Clinton needs to win over disgruntled working class voters, who have formed the backbone of Trump’s base. She trashes the real estate mogul for making so many of his products overseas and for alienating women, Hispanics and Muslims. On her bus tour, she is being accompanied by her husband, her running mate Virginia Senator Tim Kaine and his wife Anne.
The so-called Rust Belt states are vital parts of almost any strategy to garner the 270 electoral college votes needed to win the presidency. “We’re going to be drawing that contrast between Hillary Clinton’s plans for our country and Donald Trump’s empty promises,” Kaine said Friday.
Experts predict that “negative partisanship” — voting against a candidate — will play a major role in deciding who makes it to the White House.
Clinton’s unpopularity is second only to Trump’s, with a disapproval rating of 55 percent compared to his 57 percent, according to recent averages.
Ratings from Nielsen showed that 2.2 million more people had tuned into watch Trump’s acceptance speech last week than Clinton’s on Thursday.

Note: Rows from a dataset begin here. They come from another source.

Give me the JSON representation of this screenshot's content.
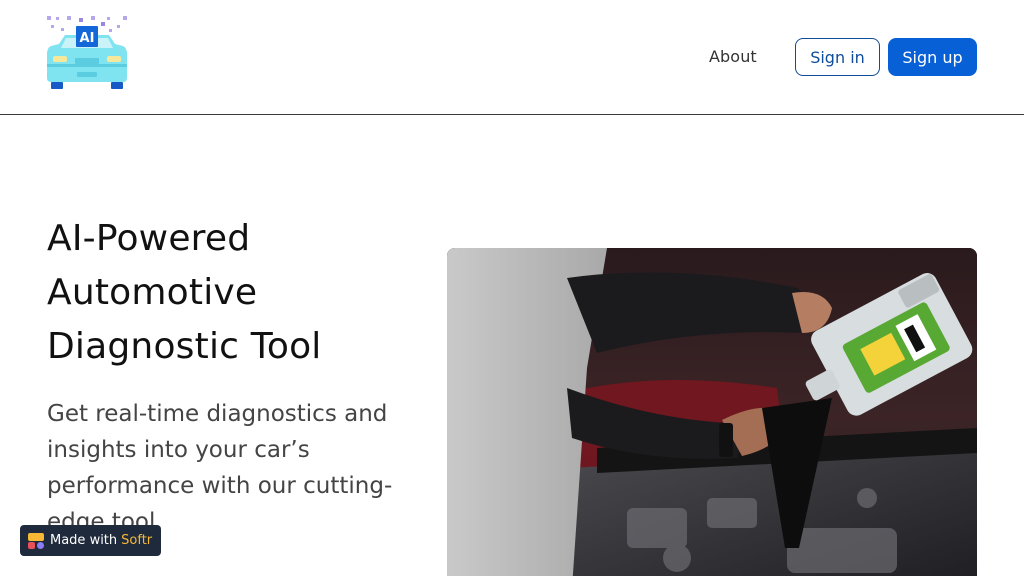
{
  "header": {
    "logo_text": "AI",
    "nav": {
      "about_label": "About"
    },
    "signin_label": "Sign in",
    "signup_label": "Sign up"
  },
  "hero": {
    "title": "AI-Powered Automotive Diagnostic Tool",
    "subtitle": "Get real-time diagnostics and insights into your car’s performance with our cutting-edge tool"
  },
  "badge": {
    "prefix": "Made with",
    "brand": "Softr"
  },
  "colors": {
    "primary": "#0860d6",
    "outline": "#0f4c9c",
    "logo_car": "#7fe3f0",
    "badge_bg": "#1f2a3c",
    "badge_brand": "#f7b836"
  }
}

When it comes to voter intentions, Trump and Clinton are in a statistical dead heat, according to the most recent poll average from RealClearPolitics.
Meanwhile, responding to accusations by the father of an American Muslim soldier killed in Iraq that Donald Trump has “sacrificed nothing”, the billionaire said he had made many sacrifices, such as employing thousands of people.
Tonight, we are honoured to stand here as the parents of Captain Humayun Khan, and as patriotic American Muslims with undivided loyalty to our country.
Like many immigrants, we came to this country emptyhanded. We believed in American democracy — that with hard work and the goodness of this country, we could share in and contribute to its blessings.
We were blessed to raise our three sons in a nation where they were free to be themselves and follow their dreams.
Our son, Humayun, had dreams of being a military lawyer. But he put those dreams aside the day he sacrificed his life to save his fellow soldiers. Hillary Clinton was right when she called my son “the best of America.”
If it was up to Donald Trump, he never would have been in America. Donald Trump consistently smears the character of Muslims. He [Trump] disrespects other minorities, women, judges, even his own party leadership. He vows to build walls and ban us from this country.
Donald Trump, you are asking Americans to trust you with our future. Let me ask you: Have you even read the US constitution? I will gladly lend you my copy. In this document, look for the words liberty and equal protection of law.
Khizr Khan — whose son Humayun was killed at the age of 28 — accused the Republican presidential nominee of vilifying US Muslims, in a steely rebuke that electrified the Democratic party convention on Thursday.
“Go look at the graves of brave patriots who died defending the United States of America,” Khan said, directly addressing Trump. “You will see all faiths, genders and ethnicities. You have sacrificed nothing and no one.”
Trump, a property mogul and former reality TV star, brushed off Khan’s words in an interview on Saturday with ABC News, stating that he thinks he has made ‘a lot of sacrifices.’ “I work very, very hard. I’ve created thousands and thousands of jobs, tens of thousands of jobs, built great structures. I’ve had tremendous success. I think I’ve done a lot,” the 70-year-old said.
Humayun Khan was killed by a suicide bomber in Iraq as he approached a car packed with explosives. Before enlisting in the army, he had planned to study law at university. — AP
Democratic presidential candidate Hillary Clinton and Republican presidential candidate Donald Trump